* [Exercise details]: All of the data is to be set down again without any alteration.

Segment Start: Source data

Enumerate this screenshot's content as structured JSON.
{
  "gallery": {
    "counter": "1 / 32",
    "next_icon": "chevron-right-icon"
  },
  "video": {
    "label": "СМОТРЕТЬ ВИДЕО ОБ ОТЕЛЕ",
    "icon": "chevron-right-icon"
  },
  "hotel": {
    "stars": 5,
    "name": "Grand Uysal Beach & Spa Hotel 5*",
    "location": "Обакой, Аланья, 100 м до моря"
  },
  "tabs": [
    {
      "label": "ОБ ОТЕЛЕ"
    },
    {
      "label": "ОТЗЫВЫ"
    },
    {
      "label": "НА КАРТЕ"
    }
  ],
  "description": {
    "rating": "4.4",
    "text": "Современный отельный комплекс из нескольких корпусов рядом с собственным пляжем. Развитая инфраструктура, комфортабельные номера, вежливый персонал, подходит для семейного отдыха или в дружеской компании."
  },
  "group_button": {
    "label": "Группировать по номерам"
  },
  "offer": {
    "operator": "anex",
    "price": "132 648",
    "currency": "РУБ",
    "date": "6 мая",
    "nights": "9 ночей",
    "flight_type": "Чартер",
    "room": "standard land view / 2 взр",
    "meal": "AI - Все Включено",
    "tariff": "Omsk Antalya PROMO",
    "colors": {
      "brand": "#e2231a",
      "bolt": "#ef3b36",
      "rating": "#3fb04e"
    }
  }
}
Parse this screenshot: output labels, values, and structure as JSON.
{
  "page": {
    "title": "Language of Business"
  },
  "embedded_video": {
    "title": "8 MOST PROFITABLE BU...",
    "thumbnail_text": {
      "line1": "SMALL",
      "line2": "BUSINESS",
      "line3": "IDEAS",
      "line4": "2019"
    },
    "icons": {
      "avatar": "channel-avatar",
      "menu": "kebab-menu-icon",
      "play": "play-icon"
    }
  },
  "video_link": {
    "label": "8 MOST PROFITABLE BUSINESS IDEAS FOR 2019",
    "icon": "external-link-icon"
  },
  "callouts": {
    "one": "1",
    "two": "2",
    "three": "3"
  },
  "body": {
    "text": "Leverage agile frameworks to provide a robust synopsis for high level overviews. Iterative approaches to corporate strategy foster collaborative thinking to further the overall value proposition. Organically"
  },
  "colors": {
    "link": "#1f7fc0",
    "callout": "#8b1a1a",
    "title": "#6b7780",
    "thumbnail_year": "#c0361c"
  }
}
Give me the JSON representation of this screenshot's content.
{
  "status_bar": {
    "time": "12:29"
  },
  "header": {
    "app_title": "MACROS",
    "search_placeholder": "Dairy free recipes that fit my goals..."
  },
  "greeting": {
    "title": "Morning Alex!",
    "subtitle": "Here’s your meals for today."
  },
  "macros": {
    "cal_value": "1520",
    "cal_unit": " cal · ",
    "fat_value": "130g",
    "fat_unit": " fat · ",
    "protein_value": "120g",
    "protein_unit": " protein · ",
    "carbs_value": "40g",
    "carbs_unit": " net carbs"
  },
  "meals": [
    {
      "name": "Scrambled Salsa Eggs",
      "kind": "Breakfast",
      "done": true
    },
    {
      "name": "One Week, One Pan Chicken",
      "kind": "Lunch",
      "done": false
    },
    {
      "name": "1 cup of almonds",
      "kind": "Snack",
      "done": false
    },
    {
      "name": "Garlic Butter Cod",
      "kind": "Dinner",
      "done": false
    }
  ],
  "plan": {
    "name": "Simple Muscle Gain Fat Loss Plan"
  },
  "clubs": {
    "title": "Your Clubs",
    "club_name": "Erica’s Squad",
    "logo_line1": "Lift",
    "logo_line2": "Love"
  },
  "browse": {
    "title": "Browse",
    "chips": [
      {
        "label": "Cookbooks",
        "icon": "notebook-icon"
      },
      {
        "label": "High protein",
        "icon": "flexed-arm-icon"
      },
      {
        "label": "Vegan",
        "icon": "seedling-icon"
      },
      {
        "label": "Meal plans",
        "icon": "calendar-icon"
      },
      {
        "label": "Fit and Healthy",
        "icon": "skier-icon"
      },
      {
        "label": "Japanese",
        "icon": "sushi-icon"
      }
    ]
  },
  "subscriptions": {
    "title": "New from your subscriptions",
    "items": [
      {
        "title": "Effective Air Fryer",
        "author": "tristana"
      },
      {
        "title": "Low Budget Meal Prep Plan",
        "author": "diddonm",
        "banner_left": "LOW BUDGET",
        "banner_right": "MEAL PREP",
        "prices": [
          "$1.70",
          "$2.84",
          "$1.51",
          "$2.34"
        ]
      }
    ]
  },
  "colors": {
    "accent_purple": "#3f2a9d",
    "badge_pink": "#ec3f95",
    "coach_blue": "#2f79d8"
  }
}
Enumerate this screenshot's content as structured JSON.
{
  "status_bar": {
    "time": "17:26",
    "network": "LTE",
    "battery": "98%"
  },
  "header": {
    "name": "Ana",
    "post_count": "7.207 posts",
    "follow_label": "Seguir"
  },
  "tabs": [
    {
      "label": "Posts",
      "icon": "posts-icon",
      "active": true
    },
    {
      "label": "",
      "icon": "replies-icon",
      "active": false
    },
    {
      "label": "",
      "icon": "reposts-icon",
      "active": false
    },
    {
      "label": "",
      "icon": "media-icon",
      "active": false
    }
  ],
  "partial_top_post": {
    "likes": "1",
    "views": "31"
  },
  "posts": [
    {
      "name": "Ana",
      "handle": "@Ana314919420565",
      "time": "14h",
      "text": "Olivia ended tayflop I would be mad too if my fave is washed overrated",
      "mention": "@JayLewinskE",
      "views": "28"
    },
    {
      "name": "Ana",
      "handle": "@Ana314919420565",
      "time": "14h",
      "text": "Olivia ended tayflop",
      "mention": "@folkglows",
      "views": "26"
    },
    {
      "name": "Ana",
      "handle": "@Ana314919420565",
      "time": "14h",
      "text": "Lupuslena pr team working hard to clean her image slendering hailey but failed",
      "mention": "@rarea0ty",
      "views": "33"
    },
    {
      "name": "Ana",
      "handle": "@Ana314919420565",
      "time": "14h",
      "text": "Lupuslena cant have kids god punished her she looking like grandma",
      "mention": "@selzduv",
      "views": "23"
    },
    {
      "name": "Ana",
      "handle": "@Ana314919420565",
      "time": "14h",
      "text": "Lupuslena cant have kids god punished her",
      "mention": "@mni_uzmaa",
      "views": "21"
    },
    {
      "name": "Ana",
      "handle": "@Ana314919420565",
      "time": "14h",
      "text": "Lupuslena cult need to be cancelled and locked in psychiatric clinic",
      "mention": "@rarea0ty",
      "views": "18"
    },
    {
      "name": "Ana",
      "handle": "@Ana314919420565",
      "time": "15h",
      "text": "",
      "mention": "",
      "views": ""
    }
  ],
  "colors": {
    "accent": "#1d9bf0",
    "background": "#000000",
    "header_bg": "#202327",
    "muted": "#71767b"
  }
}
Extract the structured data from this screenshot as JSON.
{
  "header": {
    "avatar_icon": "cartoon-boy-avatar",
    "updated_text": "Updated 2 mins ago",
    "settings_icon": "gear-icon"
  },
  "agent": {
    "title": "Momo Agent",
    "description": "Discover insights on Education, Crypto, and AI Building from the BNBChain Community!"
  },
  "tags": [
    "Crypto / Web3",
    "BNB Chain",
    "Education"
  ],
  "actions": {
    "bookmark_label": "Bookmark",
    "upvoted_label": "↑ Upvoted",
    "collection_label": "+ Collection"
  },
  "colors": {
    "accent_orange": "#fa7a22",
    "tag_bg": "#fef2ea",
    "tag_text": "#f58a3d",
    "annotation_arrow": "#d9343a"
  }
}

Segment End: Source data

* [Reply to the task]:
Enumerate this screenshot's content as structured JSON.
{
  "gallery": {
    "counter": "1 / 32",
    "next_icon": "chevron-right-icon"
  },
  "video": {
    "label": "СМОТРЕТЬ ВИДЕО ОБ ОТЕЛЕ",
    "icon": "chevron-right-icon"
  },
  "hotel": {
    "stars": 5,
    "name": "Grand Uysal Beach & Spa Hotel 5*",
    "location": "Обакой, Аланья, 100 м до моря"
  },
  "tabs": [
    {
      "label": "ОБ ОТЕЛЕ"
    },
    {
      "label": "ОТЗЫВЫ"
    },
    {
      "label": "НА КАРТЕ"
    }
  ],
  "description": {
    "rating": "4.4",
    "text": "Современный отельный комплекс из нескольких корпусов рядом с собственным пляжем. Развитая инфраструктура, комфортабельные номера, вежливый персонал, подходит для семейного отдыха или в дружеской компании."
  },
  "group_button": {
    "label": "Группировать по номерам"
  },
  "offer": {
    "operator": "anex",
    "price": "132 648",
    "currency": "РУБ",
    "date": "6 мая",
    "nights": "9 ночей",
    "flight_type": "Чартер",
    "room": "standard land view / 2 взр",
    "meal": "AI - Все Включено",
    "tariff": "Omsk Antalya PROMO",
    "colors": {
      "brand": "#e2231a",
      "bolt": "#ef3b36",
      "rating": "#3fb04e"
    }
  }
}
Parse this screenshot: output labels, values, and structure as JSON.
{
  "page": {
    "title": "Language of Business"
  },
  "embedded_video": {
    "title": "8 MOST PROFITABLE BU...",
    "thumbnail_text": {
      "line1": "SMALL",
      "line2": "BUSINESS",
      "line3": "IDEAS",
      "line4": "2019"
    },
    "icons": {
      "avatar": "channel-avatar",
      "menu": "kebab-menu-icon",
      "play": "play-icon"
    }
  },
  "video_link": {
    "label": "8 MOST PROFITABLE BUSINESS IDEAS FOR 2019",
    "icon": "external-link-icon"
  },
  "callouts": {
    "one": "1",
    "two": "2",
    "three": "3"
  },
  "body": {
    "text": "Leverage agile frameworks to provide a robust synopsis for high level overviews. Iterative approaches to corporate strategy foster collaborative thinking to further the overall value proposition. Organically"
  },
  "colors": {
    "link": "#1f7fc0",
    "callout": "#8b1a1a",
    "title": "#6b7780",
    "thumbnail_year": "#c0361c"
  }
}
Give me the JSON representation of this screenshot's content.
{
  "status_bar": {
    "time": "12:29"
  },
  "header": {
    "app_title": "MACROS",
    "search_placeholder": "Dairy free recipes that fit my goals..."
  },
  "greeting": {
    "title": "Morning Alex!",
    "subtitle": "Here’s your meals for today."
  },
  "macros": {
    "cal_value": "1520",
    "cal_unit": " cal · ",
    "fat_value": "130g",
    "fat_unit": " fat · ",
    "protein_value": "120g",
    "protein_unit": " protein · ",
    "carbs_value": "40g",
    "carbs_unit": " net carbs"
  },
  "meals": [
    {
      "name": "Scrambled Salsa Eggs",
      "kind": "Breakfast",
      "done": true
    },
    {
      "name": "One Week, One Pan Chicken",
      "kind": "Lunch",
      "done": false
    },
    {
      "name": "1 cup of almonds",
      "kind": "Snack",
      "done": false
    },
    {
      "name": "Garlic Butter Cod",
      "kind": "Dinner",
      "done": false
    }
  ],
  "plan": {
    "name": "Simple Muscle Gain Fat Loss Plan"
  },
  "clubs": {
    "title": "Your Clubs",
    "club_name": "Erica’s Squad",
    "logo_line1": "Lift",
    "logo_line2": "Love"
  },
  "browse": {
    "title": "Browse",
    "chips": [
      {
        "label": "Cookbooks",
        "icon": "notebook-icon"
      },
      {
        "label": "High protein",
        "icon": "flexed-arm-icon"
      },
      {
        "label": "Vegan",
        "icon": "seedling-icon"
      },
      {
        "label": "Meal plans",
        "icon": "calendar-icon"
      },
      {
        "label": "Fit and Healthy",
        "icon": "skier-icon"
      },
      {
        "label": "Japanese",
        "icon": "sushi-icon"
      }
    ]
  },
  "subscriptions": {
    "title": "New from your subscriptions",
    "items": [
      {
        "title": "Effective Air Fryer",
        "author": "tristana"
      },
      {
        "title": "Low Budget Meal Prep Plan",
        "author": "diddonm",
        "banner_left": "LOW BUDGET",
        "banner_right": "MEAL PREP",
        "prices": [
          "$1.70",
          "$2.84",
          "$1.51",
          "$2.34"
        ]
      }
    ]
  },
  "colors": {
    "accent_purple": "#3f2a9d",
    "badge_pink": "#ec3f95",
    "coach_blue": "#2f79d8"
  }
}
Enumerate this screenshot's content as structured JSON.
{
  "status_bar": {
    "time": "17:26",
    "network": "LTE",
    "battery": "98%"
  },
  "header": {
    "name": "Ana",
    "post_count": "7.207 posts",
    "follow_label": "Seguir"
  },
  "tabs": [
    {
      "label": "Posts",
      "icon": "posts-icon",
      "active": true
    },
    {
      "label": "",
      "icon": "replies-icon",
      "active": false
    },
    {
      "label": "",
      "icon": "reposts-icon",
      "active": false
    },
    {
      "label": "",
      "icon": "media-icon",
      "active": false
    }
  ],
  "partial_top_post": {
    "likes": "1",
    "views": "31"
  },
  "posts": [
    {
      "name": "Ana",
      "handle": "@Ana314919420565",
      "time": "14h",
      "text": "Olivia ended tayflop I would be mad too if my fave is washed overrated",
      "mention": "@JayLewinskE",
      "views": "28"
    },
    {
      "name": "Ana",
      "handle": "@Ana314919420565",
      "time": "14h",
      "text": "Olivia ended tayflop",
      "mention": "@folkglows",
      "views": "26"
    },
    {
      "name": "Ana",
      "handle": "@Ana314919420565",
      "time": "14h",
      "text": "Lupuslena pr team working hard to clean her image slendering hailey but failed",
      "mention": "@rarea0ty",
      "views": "33"
    },
    {
      "name": "Ana",
      "handle": "@Ana314919420565",
      "time": "14h",
      "text": "Lupuslena cant have kids god punished her she looking like grandma",
      "mention": "@selzduv",
      "views": "23"
    },
    {
      "name": "Ana",
      "handle": "@Ana314919420565",
      "time": "14h",
      "text": "Lupuslena cant have kids god punished her",
      "mention": "@mni_uzmaa",
      "views": "21"
    },
    {
      "name": "Ana",
      "handle": "@Ana314919420565",
      "time": "14h",
      "text": "Lupuslena cult need to be cancelled and locked in psychiatric clinic",
      "mention": "@rarea0ty",
      "views": "18"
    },
    {
      "name": "Ana",
      "handle": "@Ana314919420565",
      "time": "15h",
      "text": "",
      "mention": "",
      "views": ""
    }
  ],
  "colors": {
    "accent": "#1d9bf0",
    "background": "#000000",
    "header_bg": "#202327",
    "muted": "#71767b"
  }
}
Extract the structured data from this screenshot as JSON.
{
  "header": {
    "avatar_icon": "cartoon-boy-avatar",
    "updated_text": "Updated 2 mins ago",
    "settings_icon": "gear-icon"
  },
  "agent": {
    "title": "Momo Agent",
    "description": "Discover insights on Education, Crypto, and AI Building from the BNBChain Community!"
  },
  "tags": [
    "Crypto / Web3",
    "BNB Chain",
    "Education"
  ],
  "actions": {
    "bookmark_label": "Bookmark",
    "upvoted_label": "↑ Upvoted",
    "collection_label": "+ Collection"
  },
  "colors": {
    "accent_orange": "#fa7a22",
    "tag_bg": "#fef2ea",
    "tag_text": "#f58a3d",
    "annotation_arrow": "#d9343a"
  }
}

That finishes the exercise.